Last weekend when we were at Sew Sisters, I found some great fabrics in the remnants bin to add to the shabby chic collection for the Alabama Beauty quilt I plan to make for us. Finding remnants like these is perfect for Chintz Circles and other quilts. These are all around a quarter of a yard — just right for the scrap quilts I love to make. While I have a few — some — well, okay, a lot of other things on the go, making that Alabama Beauty block and a quilt like Chintz Circles for us is definitely high up on the list. I enjoyed everything about making it, even the fabric wrestling aka machine quilting. Before I begin it, Pink Ice and Clams on the Half Shell will be completed, some more pieces printed for the Summer Picnic Dish quilt and, knowing me, who knows what else will be started.

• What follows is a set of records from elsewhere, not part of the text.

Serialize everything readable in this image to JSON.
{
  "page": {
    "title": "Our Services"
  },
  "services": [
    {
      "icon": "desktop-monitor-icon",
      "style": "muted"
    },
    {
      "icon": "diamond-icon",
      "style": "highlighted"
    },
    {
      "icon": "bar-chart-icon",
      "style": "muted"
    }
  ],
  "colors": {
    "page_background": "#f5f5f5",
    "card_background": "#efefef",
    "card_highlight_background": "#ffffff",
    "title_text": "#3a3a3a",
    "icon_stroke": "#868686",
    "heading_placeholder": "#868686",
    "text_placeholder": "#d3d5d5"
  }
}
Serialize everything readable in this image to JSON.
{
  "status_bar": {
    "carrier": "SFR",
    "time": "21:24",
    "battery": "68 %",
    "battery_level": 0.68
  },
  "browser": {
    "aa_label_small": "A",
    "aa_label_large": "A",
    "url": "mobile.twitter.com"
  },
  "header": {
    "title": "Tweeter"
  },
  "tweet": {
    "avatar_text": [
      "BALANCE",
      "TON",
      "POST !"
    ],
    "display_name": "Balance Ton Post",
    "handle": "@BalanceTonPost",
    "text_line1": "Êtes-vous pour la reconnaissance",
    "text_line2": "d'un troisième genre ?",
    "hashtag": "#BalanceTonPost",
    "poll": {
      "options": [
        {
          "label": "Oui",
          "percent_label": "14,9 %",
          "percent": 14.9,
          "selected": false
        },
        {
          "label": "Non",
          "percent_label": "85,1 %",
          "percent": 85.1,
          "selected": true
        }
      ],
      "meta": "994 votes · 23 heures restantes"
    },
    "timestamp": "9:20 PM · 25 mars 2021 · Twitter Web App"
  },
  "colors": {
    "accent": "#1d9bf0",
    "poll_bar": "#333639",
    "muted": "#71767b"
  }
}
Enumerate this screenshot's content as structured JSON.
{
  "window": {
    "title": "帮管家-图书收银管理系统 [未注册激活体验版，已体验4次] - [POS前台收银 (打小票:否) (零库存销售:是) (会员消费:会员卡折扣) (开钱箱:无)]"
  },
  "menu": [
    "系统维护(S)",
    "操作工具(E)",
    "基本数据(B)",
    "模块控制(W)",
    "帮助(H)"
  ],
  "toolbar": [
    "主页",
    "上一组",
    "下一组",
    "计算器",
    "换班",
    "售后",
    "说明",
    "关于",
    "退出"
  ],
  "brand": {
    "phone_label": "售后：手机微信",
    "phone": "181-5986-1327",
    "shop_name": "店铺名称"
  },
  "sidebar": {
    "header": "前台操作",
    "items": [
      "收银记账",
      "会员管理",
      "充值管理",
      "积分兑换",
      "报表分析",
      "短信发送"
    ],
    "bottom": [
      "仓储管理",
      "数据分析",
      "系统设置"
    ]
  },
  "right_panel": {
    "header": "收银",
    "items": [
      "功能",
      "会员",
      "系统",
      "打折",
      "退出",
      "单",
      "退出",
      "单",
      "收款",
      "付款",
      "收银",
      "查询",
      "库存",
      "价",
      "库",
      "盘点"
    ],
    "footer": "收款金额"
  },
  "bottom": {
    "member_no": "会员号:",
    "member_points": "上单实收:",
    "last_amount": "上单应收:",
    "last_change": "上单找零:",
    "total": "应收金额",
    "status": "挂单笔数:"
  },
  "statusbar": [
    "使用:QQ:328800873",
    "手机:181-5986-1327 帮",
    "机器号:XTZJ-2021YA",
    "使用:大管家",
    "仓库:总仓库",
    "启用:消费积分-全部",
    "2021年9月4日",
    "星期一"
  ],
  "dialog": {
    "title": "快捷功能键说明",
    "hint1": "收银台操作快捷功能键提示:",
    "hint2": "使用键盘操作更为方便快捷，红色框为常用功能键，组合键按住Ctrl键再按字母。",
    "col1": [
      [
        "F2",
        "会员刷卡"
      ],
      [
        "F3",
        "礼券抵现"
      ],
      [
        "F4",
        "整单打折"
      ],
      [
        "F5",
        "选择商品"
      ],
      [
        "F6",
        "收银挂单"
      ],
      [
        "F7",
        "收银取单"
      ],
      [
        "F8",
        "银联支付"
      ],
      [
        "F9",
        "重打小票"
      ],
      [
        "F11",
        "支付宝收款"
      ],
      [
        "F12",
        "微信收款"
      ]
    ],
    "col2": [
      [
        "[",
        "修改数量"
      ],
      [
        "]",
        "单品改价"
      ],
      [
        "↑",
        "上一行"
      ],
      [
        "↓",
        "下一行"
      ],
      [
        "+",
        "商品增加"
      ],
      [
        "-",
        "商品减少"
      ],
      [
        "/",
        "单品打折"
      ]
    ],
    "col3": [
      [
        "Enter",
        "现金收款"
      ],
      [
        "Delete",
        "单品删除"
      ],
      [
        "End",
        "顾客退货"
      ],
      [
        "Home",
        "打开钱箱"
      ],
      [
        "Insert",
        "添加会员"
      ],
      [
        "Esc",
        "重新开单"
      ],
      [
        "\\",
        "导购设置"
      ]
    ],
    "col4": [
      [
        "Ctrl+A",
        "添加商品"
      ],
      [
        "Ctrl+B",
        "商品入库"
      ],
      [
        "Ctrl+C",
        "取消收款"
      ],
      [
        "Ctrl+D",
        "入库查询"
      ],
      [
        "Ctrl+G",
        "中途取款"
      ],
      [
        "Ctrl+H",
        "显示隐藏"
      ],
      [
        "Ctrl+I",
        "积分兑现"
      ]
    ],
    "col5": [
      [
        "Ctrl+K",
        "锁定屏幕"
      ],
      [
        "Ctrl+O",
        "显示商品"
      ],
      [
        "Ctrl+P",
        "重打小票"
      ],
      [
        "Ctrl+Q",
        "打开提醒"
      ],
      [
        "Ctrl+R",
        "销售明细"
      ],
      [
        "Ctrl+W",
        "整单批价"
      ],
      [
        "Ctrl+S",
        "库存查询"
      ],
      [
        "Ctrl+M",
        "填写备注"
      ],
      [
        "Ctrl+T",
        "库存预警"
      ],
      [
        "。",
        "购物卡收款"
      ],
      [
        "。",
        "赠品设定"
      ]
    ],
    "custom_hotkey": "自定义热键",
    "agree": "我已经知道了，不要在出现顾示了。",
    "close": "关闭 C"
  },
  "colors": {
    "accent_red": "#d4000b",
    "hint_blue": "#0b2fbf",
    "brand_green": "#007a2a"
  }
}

The label for my aunt’s quilt will be done this weekend. I’ve decided to make a block using shapes from the Orange Peel Deluxe collection, so some more curved stitching, and use a few of the fabrics that I used in the top.
I’ve added the post about Chintz Circles to Finished for Friday at Lit and Laundry. It has been ages since I’ve had a finish and couldn’t resist. There’s a list of those with finishes for Friday on this post — definitely worth going and taking a look and, who knows, you may just find a new-to-you blog that you really enjoy.
For some reason, my wrists and hands have really started to hurt again and, as I type this, my right wrist is swollen. Because of the discomfort involved with typing, I’ve not been great about responding to comments the past couple of days, but hope to get all caught up over the weekend. I have a feeling it was doing the binding that started this as applique does tend to bother my hands. I think next time I’m stitching down binding I’ll do it in stages rather than all at once and see if that helps.
Thursday was a very cloudy day. I think we’re going to get rain at some point today. Thursday Smudge enjoyed some windowsill time.
While Lester was lounging in the pink chair.